→ PROBLEM TO SOLVE: Whichever lines include the word "AVERAGEIF", copy them as they appear in the data.
----- TASK INPUT -----
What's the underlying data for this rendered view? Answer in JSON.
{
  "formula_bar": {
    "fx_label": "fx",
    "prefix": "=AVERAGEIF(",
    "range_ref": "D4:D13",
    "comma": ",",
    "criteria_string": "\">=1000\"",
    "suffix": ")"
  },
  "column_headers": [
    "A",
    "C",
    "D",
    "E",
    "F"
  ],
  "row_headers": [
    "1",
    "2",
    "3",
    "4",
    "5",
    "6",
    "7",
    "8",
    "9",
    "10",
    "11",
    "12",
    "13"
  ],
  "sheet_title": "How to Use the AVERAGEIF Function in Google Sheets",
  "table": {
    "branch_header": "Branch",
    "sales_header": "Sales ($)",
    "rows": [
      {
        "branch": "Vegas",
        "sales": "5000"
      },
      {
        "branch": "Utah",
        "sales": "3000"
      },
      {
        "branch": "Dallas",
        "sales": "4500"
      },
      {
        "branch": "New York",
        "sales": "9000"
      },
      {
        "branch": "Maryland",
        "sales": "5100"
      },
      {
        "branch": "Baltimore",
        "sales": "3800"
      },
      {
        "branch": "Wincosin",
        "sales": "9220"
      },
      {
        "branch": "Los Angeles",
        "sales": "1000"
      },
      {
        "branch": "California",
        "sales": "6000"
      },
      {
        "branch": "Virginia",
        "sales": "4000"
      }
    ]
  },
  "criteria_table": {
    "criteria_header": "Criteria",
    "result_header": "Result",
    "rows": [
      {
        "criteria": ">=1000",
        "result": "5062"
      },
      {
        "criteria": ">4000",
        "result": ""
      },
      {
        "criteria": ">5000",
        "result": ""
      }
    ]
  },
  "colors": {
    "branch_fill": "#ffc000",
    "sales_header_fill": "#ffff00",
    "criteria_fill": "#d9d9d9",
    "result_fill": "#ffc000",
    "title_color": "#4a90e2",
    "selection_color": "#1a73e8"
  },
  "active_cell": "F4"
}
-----
→ RESULT OF THIS EXERCISE:
    "prefix": "=AVERAGEIF(",
  "sheet_title": "How to Use the AVERAGEIF Function in Google Sheets",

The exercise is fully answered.